Viajala (Start-Up Chile 2013): Viajala is Latin America’s largest travel metasearch company, which aggregates flight and hotel information from dozens of sites for easy searching. Listen to my interview with Thomas Allier, the founder of Viajala, on my podcast as well.
Many of the companies Magma Partners has invested in participated in Start-Up Chile as well, including GroupRaise, PropertySimple, Slidebean, and Keteka. However, Start-Up Chile is no longer the only entrepreneurial program active in the country. Chile’s largest newspaper, El Mercurio, recently reported that there were over 80 programs – ranging from VC funds to small incubators – supporting entrepreneurship in Chile.
The Drawbacks of Doing Business in Chile
Chile has flourished under a free market regime since the mid-1980s when dictator Augusto Pinochet implemented a neoliberal agenda to drive growth. As a result, Chile has often seen strong GDP growth, averaging around 5% per year until a recent drop to 1.6% in 2016.
However, Chile is the most unequal of all OECD countries, coming in 15th in the world in 2013. This statistic has had an unusually heavy impact on financial inclusion, with Chile ranking 90th on Doing Business rankings for obtaining credit, one of the lowest in the region.
While Start-Up Chile is a highly visible result of government spending on innovation, Chile still relies heavily on mining, which only employs 2% of the population.

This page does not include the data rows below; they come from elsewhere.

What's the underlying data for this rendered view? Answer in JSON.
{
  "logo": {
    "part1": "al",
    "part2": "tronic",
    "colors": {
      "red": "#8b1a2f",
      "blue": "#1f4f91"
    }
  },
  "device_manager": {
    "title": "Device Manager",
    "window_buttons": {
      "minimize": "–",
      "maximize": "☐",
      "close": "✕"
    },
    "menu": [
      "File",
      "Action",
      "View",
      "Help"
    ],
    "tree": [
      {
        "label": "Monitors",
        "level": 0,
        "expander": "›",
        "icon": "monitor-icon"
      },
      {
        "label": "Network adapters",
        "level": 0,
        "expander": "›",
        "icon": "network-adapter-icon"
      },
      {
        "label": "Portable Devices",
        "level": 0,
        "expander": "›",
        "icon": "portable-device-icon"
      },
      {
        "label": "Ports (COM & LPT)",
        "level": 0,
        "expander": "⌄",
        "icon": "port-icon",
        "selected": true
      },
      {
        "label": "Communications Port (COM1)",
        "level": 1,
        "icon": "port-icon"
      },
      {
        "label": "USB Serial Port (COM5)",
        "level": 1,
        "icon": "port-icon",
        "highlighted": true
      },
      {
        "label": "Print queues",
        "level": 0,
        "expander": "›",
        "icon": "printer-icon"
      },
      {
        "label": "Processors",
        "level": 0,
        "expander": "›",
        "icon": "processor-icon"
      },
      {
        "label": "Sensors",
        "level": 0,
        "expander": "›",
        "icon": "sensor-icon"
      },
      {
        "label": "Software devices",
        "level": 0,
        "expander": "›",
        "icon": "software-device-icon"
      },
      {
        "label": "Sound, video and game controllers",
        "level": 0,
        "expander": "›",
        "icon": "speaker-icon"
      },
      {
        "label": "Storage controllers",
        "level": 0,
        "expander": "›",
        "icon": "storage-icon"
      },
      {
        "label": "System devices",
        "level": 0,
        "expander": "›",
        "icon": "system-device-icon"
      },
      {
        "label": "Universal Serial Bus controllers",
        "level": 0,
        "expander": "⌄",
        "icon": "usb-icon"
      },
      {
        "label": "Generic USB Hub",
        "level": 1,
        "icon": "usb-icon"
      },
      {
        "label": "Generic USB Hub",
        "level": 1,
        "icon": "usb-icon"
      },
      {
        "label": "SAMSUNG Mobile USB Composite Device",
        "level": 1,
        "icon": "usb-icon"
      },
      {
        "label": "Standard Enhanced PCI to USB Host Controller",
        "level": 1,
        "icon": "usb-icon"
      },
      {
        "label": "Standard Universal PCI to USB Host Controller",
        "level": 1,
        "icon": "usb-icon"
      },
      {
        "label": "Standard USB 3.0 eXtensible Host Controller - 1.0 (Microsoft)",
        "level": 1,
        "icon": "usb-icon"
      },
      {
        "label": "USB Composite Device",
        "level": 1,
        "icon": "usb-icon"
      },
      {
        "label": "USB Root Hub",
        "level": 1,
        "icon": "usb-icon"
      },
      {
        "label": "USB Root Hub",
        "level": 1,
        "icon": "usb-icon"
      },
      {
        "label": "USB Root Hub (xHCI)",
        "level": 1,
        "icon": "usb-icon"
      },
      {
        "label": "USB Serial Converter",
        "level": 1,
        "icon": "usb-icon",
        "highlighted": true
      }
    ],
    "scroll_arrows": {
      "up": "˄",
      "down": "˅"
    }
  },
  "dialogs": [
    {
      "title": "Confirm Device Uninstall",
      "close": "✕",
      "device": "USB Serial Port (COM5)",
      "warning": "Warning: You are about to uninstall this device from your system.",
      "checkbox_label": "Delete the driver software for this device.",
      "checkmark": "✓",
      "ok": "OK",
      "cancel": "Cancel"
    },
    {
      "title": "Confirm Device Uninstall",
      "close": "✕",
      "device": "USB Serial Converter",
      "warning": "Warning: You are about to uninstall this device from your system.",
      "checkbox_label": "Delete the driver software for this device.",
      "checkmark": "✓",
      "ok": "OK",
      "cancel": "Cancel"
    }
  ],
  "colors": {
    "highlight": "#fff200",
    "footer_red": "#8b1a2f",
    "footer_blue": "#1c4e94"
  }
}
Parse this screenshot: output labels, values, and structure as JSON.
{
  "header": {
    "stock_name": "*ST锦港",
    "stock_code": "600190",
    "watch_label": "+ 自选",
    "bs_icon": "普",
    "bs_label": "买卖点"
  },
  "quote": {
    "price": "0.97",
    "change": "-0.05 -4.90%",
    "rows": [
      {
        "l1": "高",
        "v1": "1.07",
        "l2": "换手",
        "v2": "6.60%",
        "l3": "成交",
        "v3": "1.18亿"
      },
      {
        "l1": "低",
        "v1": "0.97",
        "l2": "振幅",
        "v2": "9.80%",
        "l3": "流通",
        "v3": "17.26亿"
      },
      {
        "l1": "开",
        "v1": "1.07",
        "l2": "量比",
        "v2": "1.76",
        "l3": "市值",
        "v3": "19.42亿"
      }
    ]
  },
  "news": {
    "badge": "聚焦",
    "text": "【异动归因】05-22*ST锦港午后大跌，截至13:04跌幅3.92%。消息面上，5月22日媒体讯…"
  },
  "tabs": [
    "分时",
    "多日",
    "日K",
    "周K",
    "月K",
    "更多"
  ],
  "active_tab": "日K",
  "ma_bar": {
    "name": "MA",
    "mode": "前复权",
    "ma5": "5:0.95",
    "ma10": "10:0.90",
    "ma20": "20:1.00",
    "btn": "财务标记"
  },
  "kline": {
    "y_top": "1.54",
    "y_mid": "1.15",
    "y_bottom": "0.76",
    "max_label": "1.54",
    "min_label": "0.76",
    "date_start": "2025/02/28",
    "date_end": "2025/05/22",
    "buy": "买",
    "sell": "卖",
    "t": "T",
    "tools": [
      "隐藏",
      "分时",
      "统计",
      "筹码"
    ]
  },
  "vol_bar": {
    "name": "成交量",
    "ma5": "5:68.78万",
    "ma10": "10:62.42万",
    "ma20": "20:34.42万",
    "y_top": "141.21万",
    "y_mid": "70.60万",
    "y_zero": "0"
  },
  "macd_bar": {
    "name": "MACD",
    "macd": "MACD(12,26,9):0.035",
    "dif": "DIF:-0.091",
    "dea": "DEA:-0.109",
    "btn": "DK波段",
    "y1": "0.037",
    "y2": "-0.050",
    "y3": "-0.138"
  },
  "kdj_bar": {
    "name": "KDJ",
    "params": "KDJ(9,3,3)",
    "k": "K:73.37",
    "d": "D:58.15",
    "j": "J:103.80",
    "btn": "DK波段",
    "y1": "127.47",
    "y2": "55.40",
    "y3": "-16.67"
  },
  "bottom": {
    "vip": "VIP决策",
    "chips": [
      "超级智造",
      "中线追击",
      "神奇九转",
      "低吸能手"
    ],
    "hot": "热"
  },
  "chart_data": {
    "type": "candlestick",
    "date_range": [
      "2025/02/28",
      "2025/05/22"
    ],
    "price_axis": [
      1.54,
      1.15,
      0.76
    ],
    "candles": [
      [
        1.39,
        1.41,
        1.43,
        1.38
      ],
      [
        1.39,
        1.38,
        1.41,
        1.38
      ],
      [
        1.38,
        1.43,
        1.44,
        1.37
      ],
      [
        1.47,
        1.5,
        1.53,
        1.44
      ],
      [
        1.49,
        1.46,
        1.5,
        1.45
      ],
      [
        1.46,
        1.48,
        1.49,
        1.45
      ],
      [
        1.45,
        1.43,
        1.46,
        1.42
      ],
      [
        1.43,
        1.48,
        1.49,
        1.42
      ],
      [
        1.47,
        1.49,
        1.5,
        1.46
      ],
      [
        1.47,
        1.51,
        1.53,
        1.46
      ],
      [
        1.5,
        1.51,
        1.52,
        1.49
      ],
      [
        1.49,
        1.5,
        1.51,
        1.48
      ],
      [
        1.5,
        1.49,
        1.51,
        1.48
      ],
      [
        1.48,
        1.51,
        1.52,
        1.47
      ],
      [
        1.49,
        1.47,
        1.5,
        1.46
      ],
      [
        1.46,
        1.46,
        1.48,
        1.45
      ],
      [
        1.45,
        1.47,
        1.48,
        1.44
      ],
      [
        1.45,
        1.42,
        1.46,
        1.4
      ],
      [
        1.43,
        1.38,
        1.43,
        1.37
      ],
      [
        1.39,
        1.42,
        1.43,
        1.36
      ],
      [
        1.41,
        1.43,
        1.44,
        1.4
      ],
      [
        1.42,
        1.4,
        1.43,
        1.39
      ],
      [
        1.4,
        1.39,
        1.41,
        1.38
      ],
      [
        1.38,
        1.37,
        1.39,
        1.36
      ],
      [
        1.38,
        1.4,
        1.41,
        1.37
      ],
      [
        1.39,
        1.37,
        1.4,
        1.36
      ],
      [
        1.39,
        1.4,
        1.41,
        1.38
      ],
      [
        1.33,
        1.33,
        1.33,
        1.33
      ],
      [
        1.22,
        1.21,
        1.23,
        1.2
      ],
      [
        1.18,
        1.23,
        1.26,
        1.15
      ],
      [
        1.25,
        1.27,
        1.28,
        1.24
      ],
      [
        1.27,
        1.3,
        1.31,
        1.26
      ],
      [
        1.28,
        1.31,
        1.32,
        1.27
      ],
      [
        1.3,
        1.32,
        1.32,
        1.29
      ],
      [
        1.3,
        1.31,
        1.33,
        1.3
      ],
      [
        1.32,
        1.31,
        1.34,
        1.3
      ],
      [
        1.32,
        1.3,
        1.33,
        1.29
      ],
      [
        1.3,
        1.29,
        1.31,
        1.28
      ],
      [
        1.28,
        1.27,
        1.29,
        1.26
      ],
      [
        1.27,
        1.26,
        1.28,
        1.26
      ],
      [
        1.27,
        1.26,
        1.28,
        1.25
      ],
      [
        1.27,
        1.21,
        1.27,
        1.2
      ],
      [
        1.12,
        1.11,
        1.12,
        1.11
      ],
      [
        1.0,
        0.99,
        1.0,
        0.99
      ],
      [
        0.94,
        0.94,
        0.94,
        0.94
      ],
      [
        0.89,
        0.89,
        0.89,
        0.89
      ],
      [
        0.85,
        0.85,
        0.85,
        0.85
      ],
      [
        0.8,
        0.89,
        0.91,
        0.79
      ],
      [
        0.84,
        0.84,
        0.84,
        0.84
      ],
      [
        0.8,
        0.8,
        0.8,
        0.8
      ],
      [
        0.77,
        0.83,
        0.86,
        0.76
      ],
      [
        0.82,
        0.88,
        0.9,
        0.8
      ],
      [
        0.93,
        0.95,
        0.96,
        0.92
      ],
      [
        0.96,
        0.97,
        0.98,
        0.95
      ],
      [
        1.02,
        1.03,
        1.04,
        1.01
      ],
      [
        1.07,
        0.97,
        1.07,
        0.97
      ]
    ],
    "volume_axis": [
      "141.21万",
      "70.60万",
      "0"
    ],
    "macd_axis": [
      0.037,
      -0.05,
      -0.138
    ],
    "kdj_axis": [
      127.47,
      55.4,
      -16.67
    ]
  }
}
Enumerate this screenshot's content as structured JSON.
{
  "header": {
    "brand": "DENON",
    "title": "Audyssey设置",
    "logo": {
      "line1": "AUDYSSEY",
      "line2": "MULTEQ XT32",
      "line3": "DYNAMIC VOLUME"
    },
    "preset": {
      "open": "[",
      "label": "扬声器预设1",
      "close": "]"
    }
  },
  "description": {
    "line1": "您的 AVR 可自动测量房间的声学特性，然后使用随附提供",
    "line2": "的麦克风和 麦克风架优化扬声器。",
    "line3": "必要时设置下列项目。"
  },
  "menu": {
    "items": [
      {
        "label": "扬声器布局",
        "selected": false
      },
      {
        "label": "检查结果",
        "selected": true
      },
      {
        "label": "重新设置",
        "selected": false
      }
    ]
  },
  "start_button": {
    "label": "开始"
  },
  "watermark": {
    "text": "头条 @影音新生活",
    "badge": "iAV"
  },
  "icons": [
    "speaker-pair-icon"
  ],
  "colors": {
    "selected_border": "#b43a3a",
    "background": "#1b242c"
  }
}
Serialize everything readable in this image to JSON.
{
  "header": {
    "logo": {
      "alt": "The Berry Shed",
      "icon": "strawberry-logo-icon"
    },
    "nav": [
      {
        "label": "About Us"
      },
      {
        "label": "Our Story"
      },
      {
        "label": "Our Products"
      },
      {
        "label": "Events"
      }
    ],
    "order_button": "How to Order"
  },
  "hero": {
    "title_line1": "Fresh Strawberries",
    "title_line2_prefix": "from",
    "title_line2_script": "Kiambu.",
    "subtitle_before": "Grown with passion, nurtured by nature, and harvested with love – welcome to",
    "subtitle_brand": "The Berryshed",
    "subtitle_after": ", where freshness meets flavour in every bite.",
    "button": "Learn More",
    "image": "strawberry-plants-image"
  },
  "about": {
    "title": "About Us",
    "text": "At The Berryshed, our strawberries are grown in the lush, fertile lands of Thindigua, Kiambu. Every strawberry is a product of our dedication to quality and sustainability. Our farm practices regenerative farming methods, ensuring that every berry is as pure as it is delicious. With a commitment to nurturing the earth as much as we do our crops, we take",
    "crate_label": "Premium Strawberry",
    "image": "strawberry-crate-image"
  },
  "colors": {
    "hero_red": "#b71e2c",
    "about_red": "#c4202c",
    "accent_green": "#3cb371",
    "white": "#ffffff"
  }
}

Other extractive industries, such as logging and fishing, also dominate Chile’s economy. Compared to other OECD countries, Chile continues to invest very little in research and development: just .4% of the budget last year.
Much like in other Latin American countries, doing business in Chile can be slower and more conservative than in the United States. Finding a job is frequently about who you know, and socioeconomic class continues to be a significant divider in society. It can occasionally be easier in the tech industry, especially with the new visa. In my article for VentureBeat, I describe some of the best ways to job hunt in Chile.
Chile is well-placed to grow. In 2016, 45% of Chileans had smartphones, and three-fourths of the population had access to mobile devices. In the same year, 66% of the population had access to the Internet, and those numbers are multiplying quickly. While the economy has recently taken a small dip, Chile’s long-term economic growth and stability will allow it to hold on to a position of power in the regional economy. Having recently elected a new, business-friendly president, Chile is open and ready for investment.